An intrepid French traveller embarked on Monday on a solo rowing expedition from Poland to France to shed light on the pollution of waterways of Europe.

Christophe Gruault, 58, set off from Poland's capital Warsaw in a customised rowing boat six metres long and only 60 centimetres wide, with hopes to reach Paris on June 18.

His intended route of 2,023 km will lead through five countries -- Poland, Germany, the Netherlands, Belgium and France -- and along 22 of the continent's rivers.

"The aim of the game is to show that what's beautiful is fragile, and what's fragile needs to be taken care of," Gruault told AFP shortly before departing from a bank of the Vistula River.

Gruault plans to raise awareness by meeting high school students along the way and to contribute to scientific research on what is polluting Europe's rivers and causing them to dry up.

"I'm going to take environmental DNA samples that I'll pass on to the scientists," Gruault said.

The journey is supported by the National Museum of Natural History in Paris, where researchers will study Gruault's samples and observations.

- Environmental disasters -

For Denis Duclos, the museum's director of European and international relations, the expedition offers insight into the condition of Europe's main waterways.

"It will be interesting to take samples before the major cities on the route and after the major cities on the route, in order to see whether the cities have any consequences on the treatment of pollution," Duclos told AFP.

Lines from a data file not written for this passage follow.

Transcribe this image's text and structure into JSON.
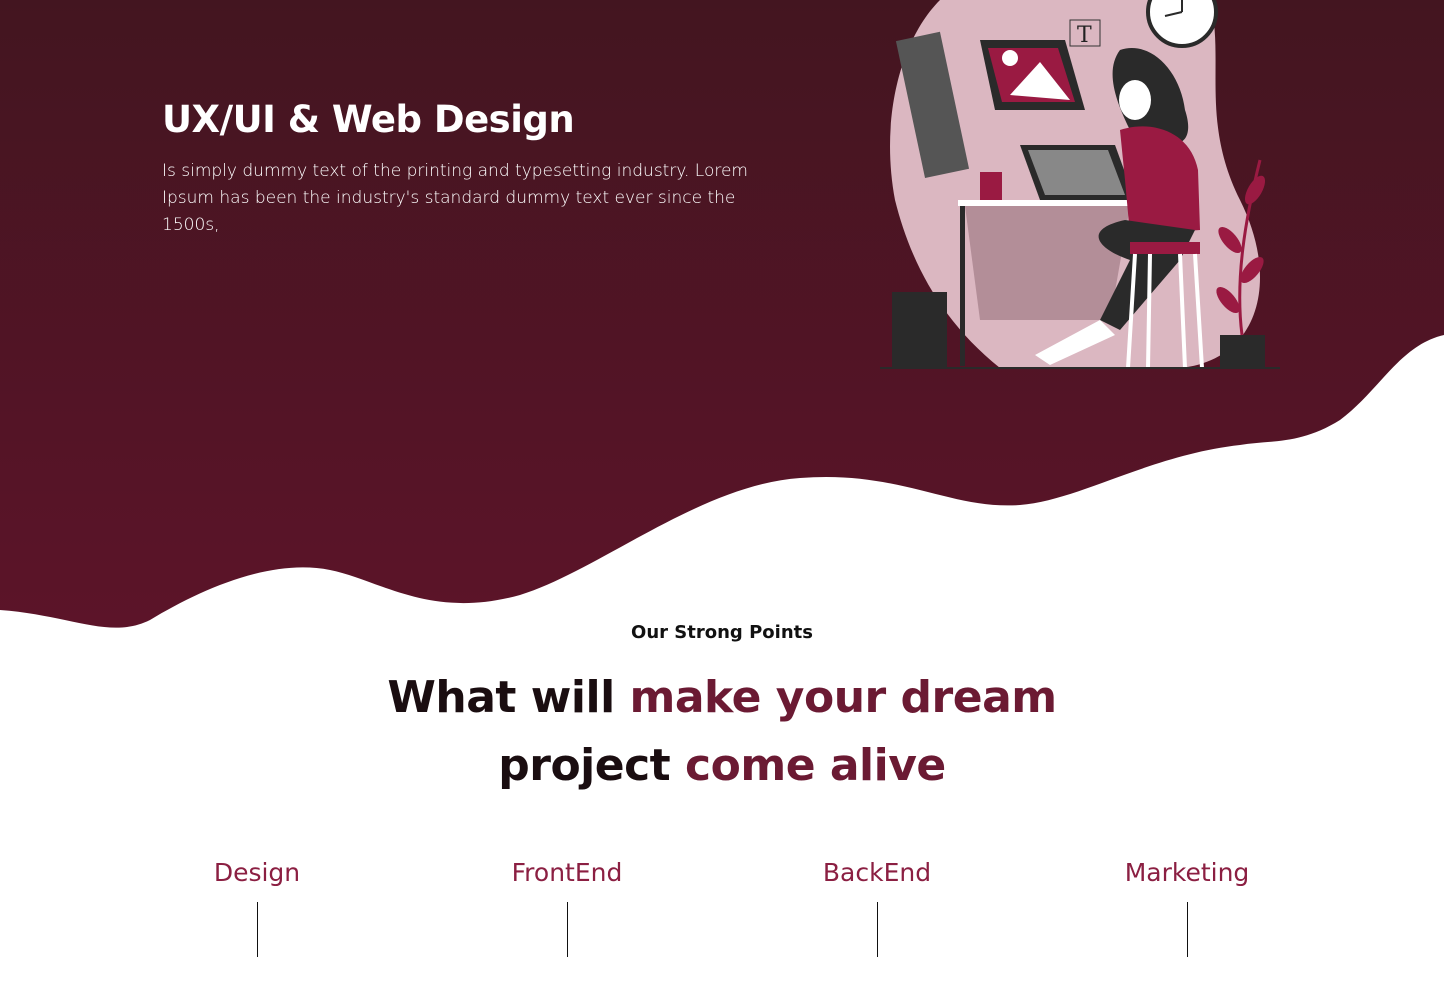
{
  "colors": {
    "hero_top": "#431520",
    "hero_bottom": "#5a1428",
    "accent": "#8b1f42",
    "blob": "#dbb7c1"
  },
  "hero": {
    "title": "UX/UI & Web Design",
    "description": "Is simply dummy text of the printing and typesetting industry. Lorem Ipsum has been the industry's standard dummy text ever since the 1500s,",
    "illustration": "designer-at-drawing-tablet-illustration"
  },
  "section": {
    "eyebrow": "Our Strong Points",
    "headline_part1": "What will ",
    "headline_accent": "make your dream",
    "headline_part2": "project",
    "headline_accent2": " come alive"
  },
  "points": [
    {
      "label": "Design"
    },
    {
      "label": "FrontEnd"
    },
    {
      "label": "BackEnd"
    },
    {
      "label": "Marketing"
    }
  ]
}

To facilitate the task, the explorer's team equipped his boat with a system for reversing the movement of the oars, allowing the rower to face forward, "a system which is unique in the world," Gruault added.

He plans to row up to 50 km a day, which he said had required improving his physical fitness.

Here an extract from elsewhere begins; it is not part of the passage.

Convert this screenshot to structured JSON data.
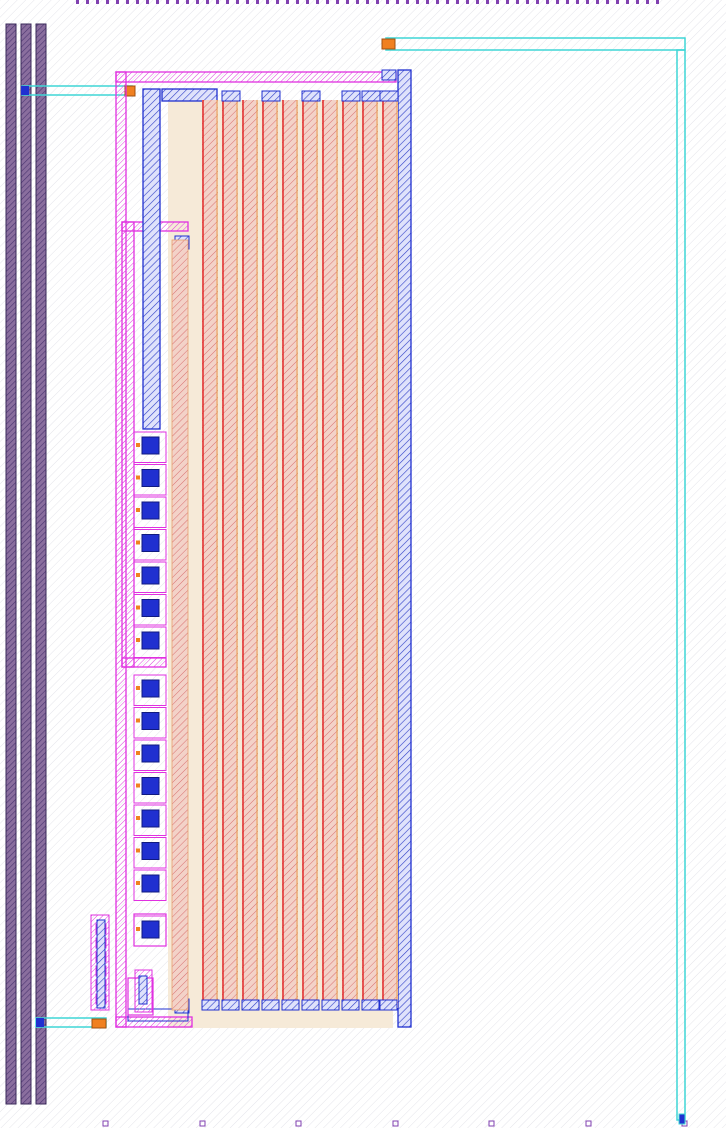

"First of all I needed to balance my body and work on the muscles to create strength, to put on a bit of bulk," Gruault said.

"And then work on the heart, it's an important engine after all".

Pollution in Poland's rivers came into the spotlight last year when nearly 250 tonnes of dead fish were recovered in July from the Oder River that runs through Poland and Germany.

Polish authorities later said toxic algae was to blame, ruling out industrial pollution as the cause.

But German authorities called it a "man-made environmental disaster", saying the algae growth had been sparked by the introduction of salt into the waters.